Marshall McLuhan was an academic and a writer how predicted the internet 30 years before it was invented. He coined the term "global village", a term that is still used today.
McLuhan's introduced that idea of the global village in his book The Gutenberg Galaxy . This book explored the concept that how we *learn* fundamentally shapes how we *think*.
For those of us who were taught in a pre-digital age, we primarily learned from books. In fact, since the age of print, learning has been primarily from books.
The ability to learn from books was transformative for human society, launching the Age of Reason and ushering in modern nationalism and industrialism.
By its nature, this learning is inherently linear, based on what one could call sequential logic. There is a beginning, middle, and end for every book. One idea builds on the next, in order, until a conclusion.
It could be argued that this type of thinking developed that part of our brain that is analytical, what is know as the Central Executive Network .
How we learn shapes how we think.
But, take a moment and observe: that is not how digital natives learn. Students today have never known a time where there was not the World Wide Web filled with information that is all hyperlinked together. In this hyperlinked environment, there is no single path of learning, instead, each person's path is self-defined by their Curiosity.
As a result, many of these digital natives don't primarily learn linearly. Instead, their learning process is far more multi-dimensional - spacial - as they jump from link to link to create meaning through dynamic triangulation.

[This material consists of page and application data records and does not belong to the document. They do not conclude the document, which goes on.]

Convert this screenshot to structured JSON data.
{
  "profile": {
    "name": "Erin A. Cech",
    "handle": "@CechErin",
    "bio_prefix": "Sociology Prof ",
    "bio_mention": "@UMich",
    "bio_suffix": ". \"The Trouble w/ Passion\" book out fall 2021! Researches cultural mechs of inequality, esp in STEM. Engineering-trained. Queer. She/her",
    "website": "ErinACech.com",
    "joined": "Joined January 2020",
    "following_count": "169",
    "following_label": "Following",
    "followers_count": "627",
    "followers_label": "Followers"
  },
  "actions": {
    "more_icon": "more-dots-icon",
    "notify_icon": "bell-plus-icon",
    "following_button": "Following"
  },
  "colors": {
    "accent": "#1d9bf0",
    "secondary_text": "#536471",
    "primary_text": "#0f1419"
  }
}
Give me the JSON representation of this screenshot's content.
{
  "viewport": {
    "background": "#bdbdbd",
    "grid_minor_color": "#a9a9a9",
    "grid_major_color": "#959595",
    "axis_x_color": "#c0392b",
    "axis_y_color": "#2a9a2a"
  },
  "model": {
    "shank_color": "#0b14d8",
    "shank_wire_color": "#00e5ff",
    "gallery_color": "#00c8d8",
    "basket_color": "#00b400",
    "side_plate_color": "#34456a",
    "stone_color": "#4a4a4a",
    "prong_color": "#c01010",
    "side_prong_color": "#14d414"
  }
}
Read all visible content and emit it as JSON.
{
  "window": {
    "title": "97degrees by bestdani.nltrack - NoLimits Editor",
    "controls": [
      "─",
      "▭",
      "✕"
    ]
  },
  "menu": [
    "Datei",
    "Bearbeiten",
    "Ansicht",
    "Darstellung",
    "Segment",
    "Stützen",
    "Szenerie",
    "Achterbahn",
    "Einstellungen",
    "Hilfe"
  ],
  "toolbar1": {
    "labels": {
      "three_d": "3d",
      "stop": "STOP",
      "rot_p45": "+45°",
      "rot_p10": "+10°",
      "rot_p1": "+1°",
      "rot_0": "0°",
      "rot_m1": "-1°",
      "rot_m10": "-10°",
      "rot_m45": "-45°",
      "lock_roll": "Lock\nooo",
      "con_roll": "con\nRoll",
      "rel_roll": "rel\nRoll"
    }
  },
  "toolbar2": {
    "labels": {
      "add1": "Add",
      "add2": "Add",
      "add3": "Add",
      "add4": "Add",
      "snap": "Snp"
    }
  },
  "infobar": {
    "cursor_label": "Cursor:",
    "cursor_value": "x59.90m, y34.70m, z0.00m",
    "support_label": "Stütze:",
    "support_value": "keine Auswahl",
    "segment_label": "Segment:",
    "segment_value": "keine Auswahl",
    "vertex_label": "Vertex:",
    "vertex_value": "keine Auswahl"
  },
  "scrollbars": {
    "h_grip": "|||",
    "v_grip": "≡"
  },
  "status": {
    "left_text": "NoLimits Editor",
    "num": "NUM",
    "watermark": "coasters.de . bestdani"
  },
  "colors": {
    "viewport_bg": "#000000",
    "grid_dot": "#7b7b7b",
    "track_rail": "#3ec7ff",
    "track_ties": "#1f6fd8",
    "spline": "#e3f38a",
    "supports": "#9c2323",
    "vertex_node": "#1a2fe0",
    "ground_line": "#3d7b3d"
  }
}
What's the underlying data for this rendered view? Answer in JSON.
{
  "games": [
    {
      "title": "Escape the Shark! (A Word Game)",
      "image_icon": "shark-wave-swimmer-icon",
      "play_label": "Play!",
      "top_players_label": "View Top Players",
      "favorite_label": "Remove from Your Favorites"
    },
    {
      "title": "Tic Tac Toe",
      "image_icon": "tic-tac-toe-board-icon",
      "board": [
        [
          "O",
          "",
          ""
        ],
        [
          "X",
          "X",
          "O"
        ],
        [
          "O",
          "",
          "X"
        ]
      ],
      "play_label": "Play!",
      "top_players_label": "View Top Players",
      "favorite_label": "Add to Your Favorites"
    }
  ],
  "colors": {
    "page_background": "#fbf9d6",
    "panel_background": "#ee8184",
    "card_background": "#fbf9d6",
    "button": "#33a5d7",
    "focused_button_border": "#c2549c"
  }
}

Something that we could call Dialectical Synthesis.
It is likely that this type of thinking is activating their Salience Network , that network that creates meaning by synthesizing contrasts - one that is dialectical in its very nature.
Activated, the Whole Mind unleashes new capacity for creative thinking.